The basic Verso account is free. This allows teachers to create classes, activities and review the data and statistics. However, there is also an opportunity to engage with a ‘campus’ subscription. This offers the ability to tie together an entire school of teachers, with features such as sharing activities, the ability to upload via web browser and access for coordinators to see statistics across all teachers, subjects and year levels. Pricing for this is dependent on the size of the school.
Kevin Zahner has written a post which outlines some possible uses for Verso including:
Analysing an image and providing an account of what is seen.
Gathering questions associated with an inquiry topic.
Brainstorming anonymously in silence.
Reflecting and evaluating progress of to learning.
In regards to data and policy, Verso requires only an email address, first and last name, and the school name from teacher users. For student they require first and last name, and a username. Other than that, they do not require any further personal information.
All of the data within the Verso App is securely stored in the AWS Cloud infrastructure and all interactions are handled via secure HTTPS.
Student information is used solely within the Verso application. Teacher users will also receive occasional emails from Verso to let them know of changes within the application, from which they can unsubscribe at any time.

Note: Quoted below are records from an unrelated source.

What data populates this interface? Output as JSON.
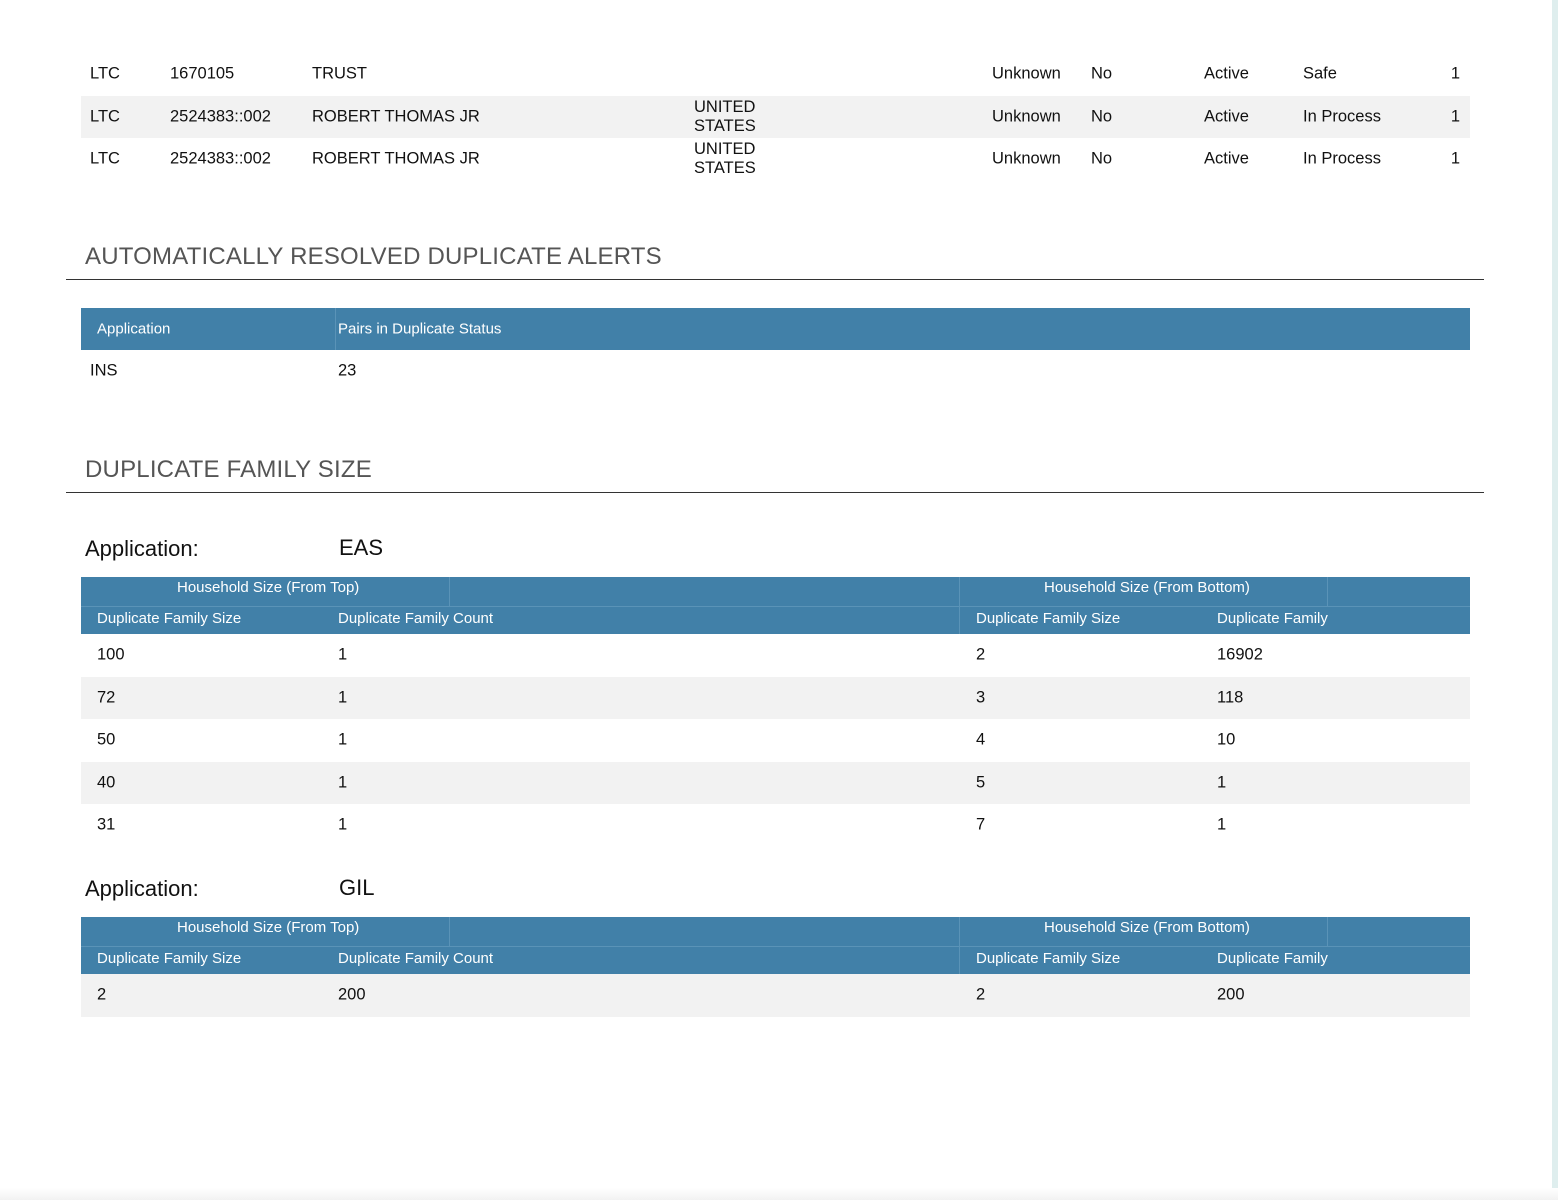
{
  "alert_rows": [
    {
      "application": "LTC",
      "id": "1670105",
      "name": "TRUST",
      "country": "",
      "risk": "Unknown",
      "flag": "No",
      "state": "Active",
      "status": "Safe",
      "count": "1"
    },
    {
      "application": "LTC",
      "id": "2524383::002",
      "name": "ROBERT THOMAS JR",
      "country": "UNITED STATES",
      "risk": "Unknown",
      "flag": "No",
      "state": "Active",
      "status": "In Process",
      "count": "1"
    },
    {
      "application": "LTC",
      "id": "2524383::002",
      "name": "ROBERT THOMAS JR",
      "country": "UNITED STATES",
      "risk": "Unknown",
      "flag": "No",
      "state": "Active",
      "status": "In Process",
      "count": "1"
    }
  ],
  "auto_resolved": {
    "title": "AUTOMATICALLY RESOLVED DUPLICATE ALERTS",
    "headers": [
      "Application",
      "Pairs in Duplicate Status"
    ],
    "rows": [
      {
        "application": "INS",
        "pairs": "23"
      }
    ]
  },
  "family_size": {
    "title": "DUPLICATE FAMILY SIZE",
    "application_label": "Application:",
    "group_top": "Household Size (From Top)",
    "group_bottom": "Household Size (From Bottom)",
    "col_size": "Duplicate Family Size",
    "col_count": "Duplicate Family Count",
    "col_count_truncated": "Duplicate Family",
    "tables": [
      {
        "application": "EAS",
        "rows": [
          {
            "top_size": "100",
            "top_count": "1",
            "bottom_size": "2",
            "bottom_count": "16902"
          },
          {
            "top_size": "72",
            "top_count": "1",
            "bottom_size": "3",
            "bottom_count": "118"
          },
          {
            "top_size": "50",
            "top_count": "1",
            "bottom_size": "4",
            "bottom_count": "10"
          },
          {
            "top_size": "40",
            "top_count": "1",
            "bottom_size": "5",
            "bottom_count": "1"
          },
          {
            "top_size": "31",
            "top_count": "1",
            "bottom_size": "7",
            "bottom_count": "1"
          }
        ]
      },
      {
        "application": "GIL",
        "rows": [
          {
            "top_size": "2",
            "top_count": "200",
            "bottom_size": "2",
            "bottom_count": "200"
          }
        ]
      }
    ]
  },
  "colors": {
    "header_blue": "#4180a8",
    "row_alt": "#f2f2f2"
  }
}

Here are some additional resources:
Verso Blog – A collection of resources and reflections associated with Verso
Mozilla Thimble is a part of a suite of tools, including Webmaker and X-Ray Googles, designed to help teach the web by (re)making the web. It allows you to easily create, remix and share webpages. Using HTML and CSS language, putting in the code on the left and then seeing it come to life on the right. What is great are the hints and errors that pop up as you work.
Thinglink EDU is a platform for making interactive images. Whether it be video, audio or text, it allows you to provide links to additional information. Creating an interactive image involves three simple steps: find an image to use as the background, add links using a range of icons and then share the finished product, whether it be as a link or by embedding it in a blog or a website.
Like many programs with educational support, there are two subscription options. Firstly, a free account, which provides you the basics, including 100 student accounts, simple tagging and a small range of icons. While the premium educational version allows for almost unlimited student accounts, Google Drive integration and over a hundred different icons, including the option to use custom icons.
One of the other great features of Thinglink EDU is the ability to remix. No matter which interactive image it is that you find, you can make it your own, adding your own elements and republishing a new version.
Some of the possible uses for Thinglink EDU include:
Making an image with a series of questions for students to then remix and answer.
Developing a map with links to mark a journey.
Annotating a piece of work, using icons to highlight different features.
Creating an interactive portfolio with links to different references.
Finding an image that allows you to tell a story.
In regards to data and policy, Thinglink EDU requires only an email address, first and last name from teacher users. For the Premium account, payment details are also collected. Data is stored and processed on computers located in USA or EU.
Thinglink collect information for the purposes of providing and developing the service. Some of the features offered might rely on the use of information we have collected from you in order to ensure that the feature in question is customised and targeted for your specific use. The personal data provided can also be used for direct marketing unless you let Thinglink know that you do not wish to receive such content. The personal data can also be used for contacting you if required for the provision of the service.